Addy: Always try to keep your game varied and spot any mistakes you make as you play. If you don’t go on autopilot and try to stay aware of what you’re doing, you can slowly start getting rid of bad habits like rolling too frequently, dodging the same way every time or always taking the same ledge-options.
Mentalizing yourself is important. A lot of players do well in friendlies and casual matches, but once they go to a tournament and things like pressure and stress start becoming real factors, they become monotonous and predictable. Good players will realize that, and easily get the kill off of their mistakes.
Notsuchabadguy: What would you say have been your best experiences with Smash?
Addy: Personally? The people and friends I’ve met not only through my crew, but through tournaments and Smash in general, especially while traveling to other states.
As a player? I’ve had many, but placing as top 5 in The Arena 2016, the latest big national I went to, is definitively up there. I’d lost a bit of confidence in myself when switching to Smash 4; Dedede just didn’t feel the same to me, but since other big players in México stuck to their old Brawl mains (Wonf to Sonic, Leo to Meta Knight, Hyuga to Toon Link) I held onto him and eventually felt like I was stagnating.
I started contemplating switching mains after Thunderstruck III, but it wasn’t until Cloud was released in December that I felt I’d truly find a character that fit me and my style. Still, as much as I liked him, it was an entire new character to learn, and I was afraid I would fall out of grace with him. Placing so well in such a highly competitive tournament definitively lifted my spirits.
Notsuchabadguy: Competitive Smash is still young in México. What do you think we’re missing? What do we need to do to grow going forward?
Addy: I think México has some really powerful and interesting players, but we don’t have nearly the level of exposure to the international scene we should have. Hyuga has been doing an amazing job at going out there and representing our country, and we really need more of our players to follow his example.
We also need more people to support national events. A lot of people don’t show up because they’re afraid of losing or think they’re not on par with the rest of the players, but they need to understand they’ll never catch up unless they actually go to tournaments and get some actual practice in. We ALL have to start from the bottom, and you learn more from losing than you do from winning.
Notsuchabadguy: What about you, Addy? Do you have any plans for the future? Any big tournaments you’d like to attend, national or international?
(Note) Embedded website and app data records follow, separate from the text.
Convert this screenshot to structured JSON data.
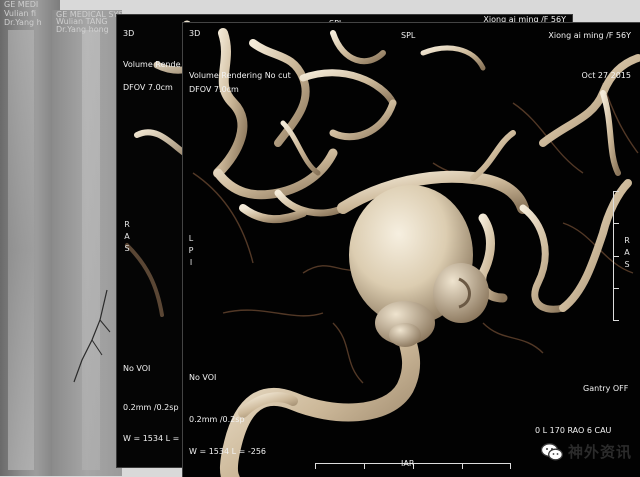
{
  "windows": [
    {
      "id": "w1",
      "top_left": [
        "GE MEDI",
        "Vulian fi",
        "Dr.Yang h"
      ]
    },
    {
      "id": "w2",
      "top_left": [
        "GE MEDICAL SYSTEMS",
        "Wulian TANG",
        "Dr.Yang hong"
      ]
    },
    {
      "id": "w3",
      "top_left": [
        "3D",
        "",
        "Volume Rende",
        "",
        "DFOV 7.0cm"
      ],
      "top_center": "SPL",
      "top_right": [
        "Xiong ai ming /F 56Y"
      ],
      "left_mid": [
        "R",
        "A",
        "S"
      ],
      "bottom_left": [
        "No VOI",
        "",
        "0.2mm /0.2sp",
        "",
        "W = 1534  L = "
      ]
    },
    {
      "id": "w4",
      "top_left": [
        "3D",
        "",
        "Volume Rendering  No cut",
        "",
        "DFOV 7.0cm"
      ],
      "top_center": "SPL",
      "top_right": [
        "Xiong ai ming /F 56Y",
        "",
        "Oct 27 2015"
      ],
      "left_mid": [
        "L",
        "P",
        "I"
      ],
      "right_mid": [
        "R",
        "A",
        "S"
      ],
      "bottom_left": [
        "No VOI",
        "",
        "0.2mm /0.2sp",
        "",
        "W = 1534  L = -256"
      ],
      "bottom_right": [
        "Gantry OFF",
        "",
        "0 L 170  RAO 6  CAU"
      ],
      "bottom_center": "IAR"
    }
  ],
  "watermark": {
    "icon": "wechat-icon",
    "text": "神外资讯"
  },
  "colors": {
    "vessel": "#d8c7ad",
    "aneurysm": "#e8dcc5",
    "background": "#030303"
  }
}
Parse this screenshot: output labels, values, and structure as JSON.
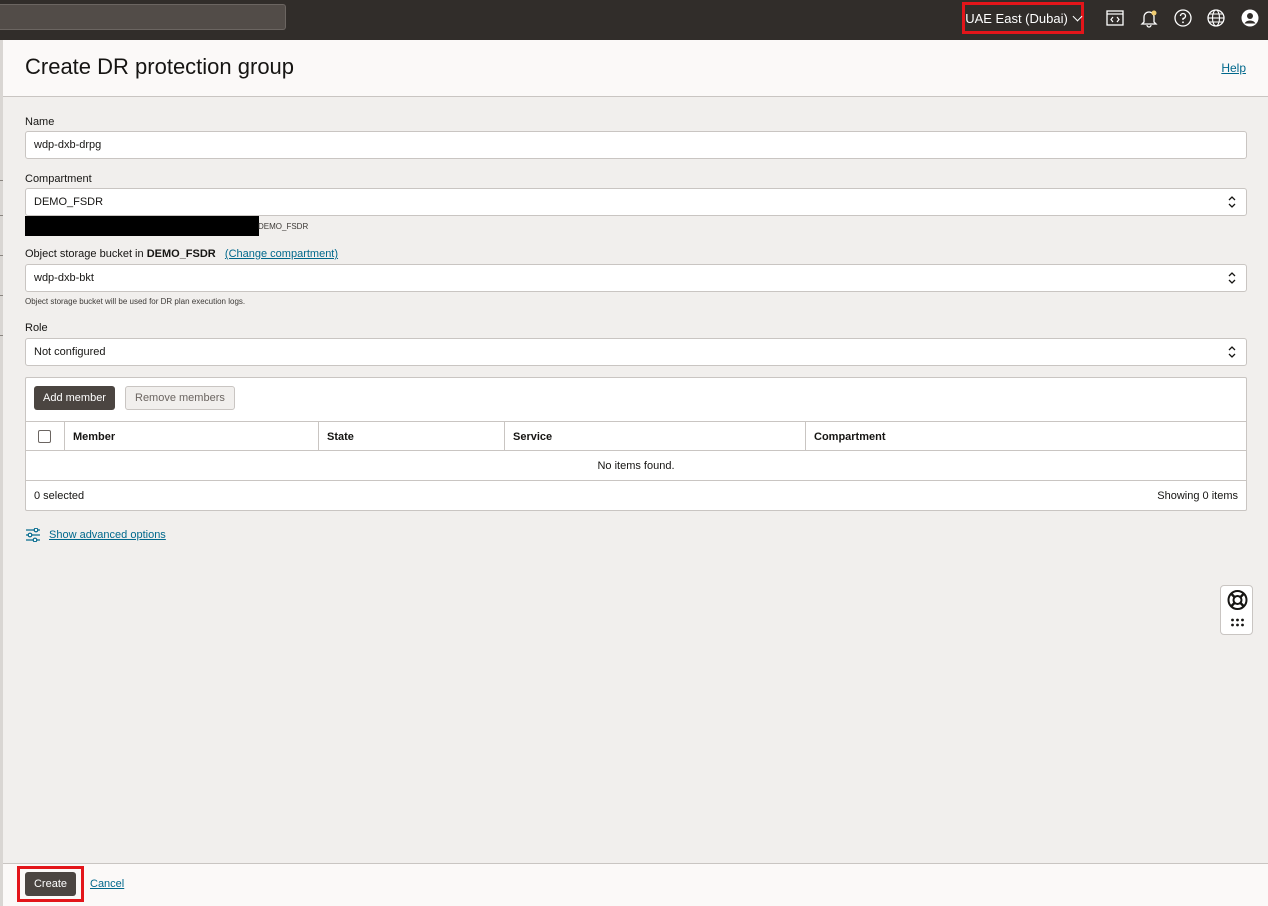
{
  "topbar": {
    "search_placeholder": "",
    "region": "UAE East (Dubai)",
    "icons": [
      "code-editor-icon",
      "bell-icon",
      "help-icon",
      "globe-icon",
      "user-icon"
    ]
  },
  "header": {
    "title": "Create DR protection group",
    "help_label": "Help"
  },
  "form": {
    "name_label": "Name",
    "name_value": "wdp-dxb-drpg",
    "compartment_label": "Compartment",
    "compartment_value": "DEMO_FSDR",
    "compartment_path_suffix": "DEMO_FSDR",
    "bucket_label_prefix": "Object storage bucket in",
    "bucket_label_compartment": "DEMO_FSDR",
    "change_compartment_link": "(Change compartment)",
    "bucket_value": "wdp-dxb-bkt",
    "bucket_hint": "Object storage bucket will be used for DR plan execution logs.",
    "role_label": "Role",
    "role_value": "Not configured"
  },
  "members": {
    "add_label": "Add member",
    "remove_label": "Remove members",
    "columns": [
      "Member",
      "State",
      "Service",
      "Compartment"
    ],
    "empty_text": "No items found.",
    "selected_text": "0 selected",
    "showing_text": "Showing 0 items"
  },
  "advanced_options_label": "Show advanced options",
  "footer": {
    "create_label": "Create",
    "cancel_label": "Cancel"
  },
  "colors": {
    "topbar": "#312d2a",
    "link": "#00688c",
    "highlight": "#e3151a",
    "primary_button": "#4b4541"
  }
}
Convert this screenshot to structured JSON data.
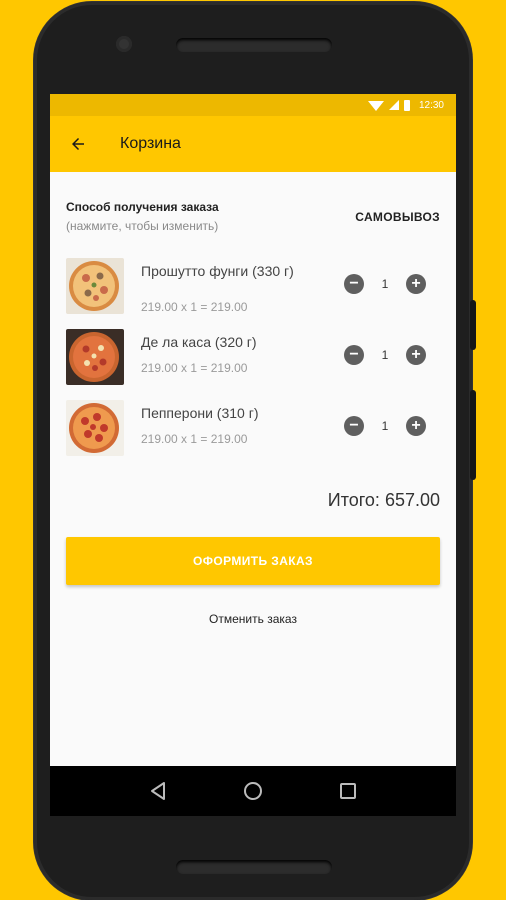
{
  "status_bar": {
    "time": "12:30"
  },
  "app_bar": {
    "title": "Корзина"
  },
  "order_method": {
    "title": "Способ получения заказа",
    "hint": "(нажмите, чтобы изменить)",
    "value": "САМОВЫВОЗ"
  },
  "items": [
    {
      "name": "Прошутто фунги (330 г)",
      "price_line": "219.00 x 1 = 219.00",
      "quantity": "1",
      "image": "pizza-prosciutto-funghi"
    },
    {
      "name": "Де ла каса (320 г)",
      "price_line": "219.00 x 1 = 219.00",
      "quantity": "1",
      "image": "pizza-de-la-casa"
    },
    {
      "name": "Пепперони (310 г)",
      "price_line": "219.00 x 1 = 219.00",
      "quantity": "1",
      "image": "pizza-pepperoni"
    }
  ],
  "total": "Итого: 657.00",
  "checkout_label": "ОФОРМИТЬ ЗАКАЗ",
  "cancel_label": "Отменить заказ",
  "colors": {
    "accent": "#FFC700",
    "status_bar": "#EDB800",
    "stepper": "#5F5F5F"
  },
  "icons": [
    "back-arrow-icon",
    "wifi-icon",
    "signal-icon",
    "battery-icon",
    "minus-icon",
    "plus-icon",
    "nav-back-icon",
    "nav-home-icon",
    "nav-recents-icon"
  ]
}
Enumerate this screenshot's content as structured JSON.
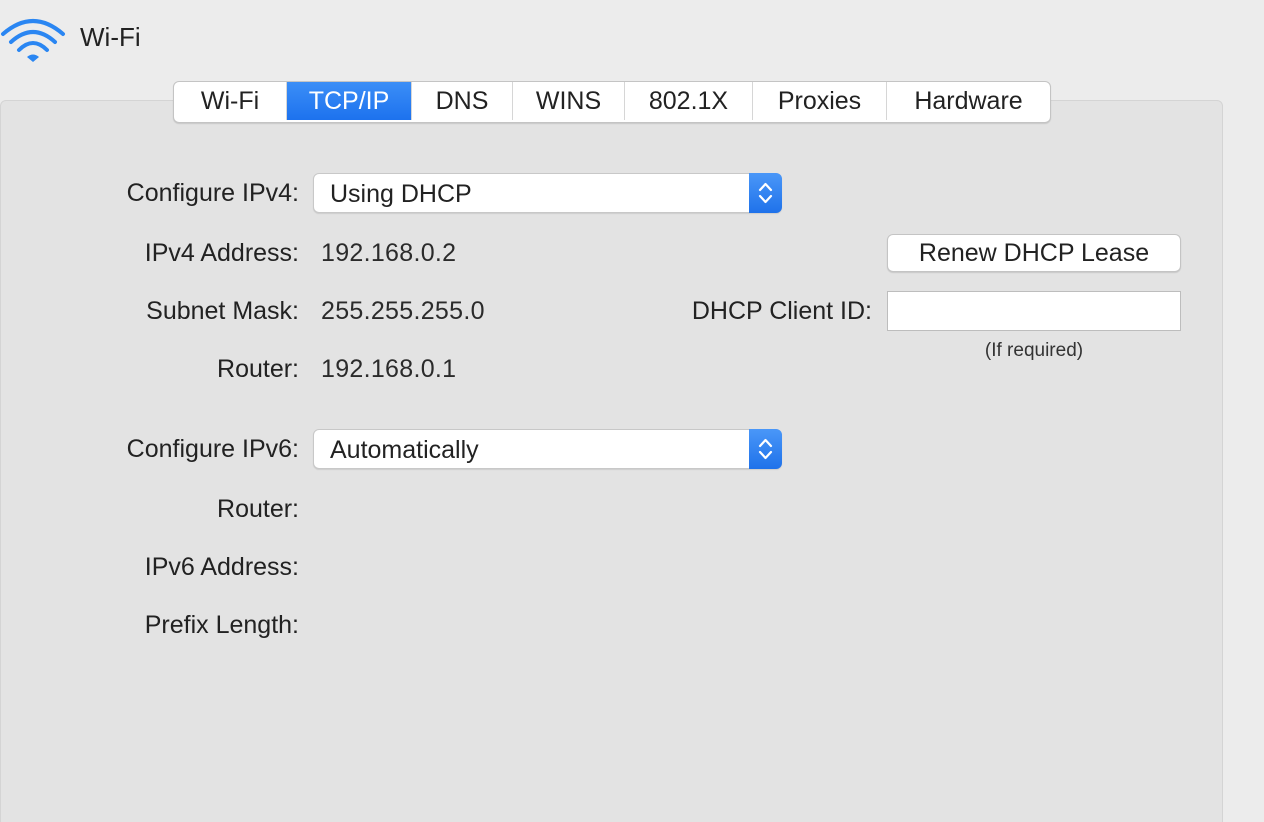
{
  "header": {
    "title": "Wi-Fi",
    "icon": "wifi-icon",
    "icon_color": "#2a86f2"
  },
  "tabs": [
    {
      "label": "Wi-Fi",
      "active": false
    },
    {
      "label": "TCP/IP",
      "active": true
    },
    {
      "label": "DNS",
      "active": false
    },
    {
      "label": "WINS",
      "active": false
    },
    {
      "label": "802.1X",
      "active": false
    },
    {
      "label": "Proxies",
      "active": false
    },
    {
      "label": "Hardware",
      "active": false
    }
  ],
  "ipv4": {
    "configure_label": "Configure IPv4:",
    "configure_value": "Using DHCP",
    "address_label": "IPv4 Address:",
    "address_value": "192.168.0.2",
    "subnet_label": "Subnet Mask:",
    "subnet_value": "255.255.255.0",
    "router_label": "Router:",
    "router_value": "192.168.0.1",
    "renew_button": "Renew DHCP Lease",
    "client_id_label": "DHCP Client ID:",
    "client_id_value": "",
    "client_id_hint": "(If required)"
  },
  "ipv6": {
    "configure_label": "Configure IPv6:",
    "configure_value": "Automatically",
    "router_label": "Router:",
    "address_label": "IPv6 Address:",
    "prefix_label": "Prefix Length:"
  },
  "colors": {
    "accent": "#2a80f5",
    "background": "#ececec",
    "panel": "#e3e3e3"
  }
}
Addy: Right now, I’m fully focused on practicing for Thunderstruck 2016 and Smash Factor 5. I’m afraid I can’t go to international tournaments yet, not having a VISA and all, although I’d like to look into getting one next year so I can start measuring myself up against players from other countries.
From left to right: Dex, Addy, Water, YNK, Flama, ****, Jinx and Ryuk, all members of The Kave
Notsuchabadguy: Alright Addy, I’d like to thank you for your time and for giving us this interview. Before we wrap up, is there anything you’d like to say to your readers?
Addy: Yeah. As pretty general advice, never give up in what you really want, and never put yourselves down for anyone, or anything.
* * *I’d like to thank Addy for giving us a bit of his time so we could do this interview. If any of you are interested in following his trajectory as a player, you can follow him on his YouTube channel, or check out The Kave’s Facebook page and stream to keep up with his crew.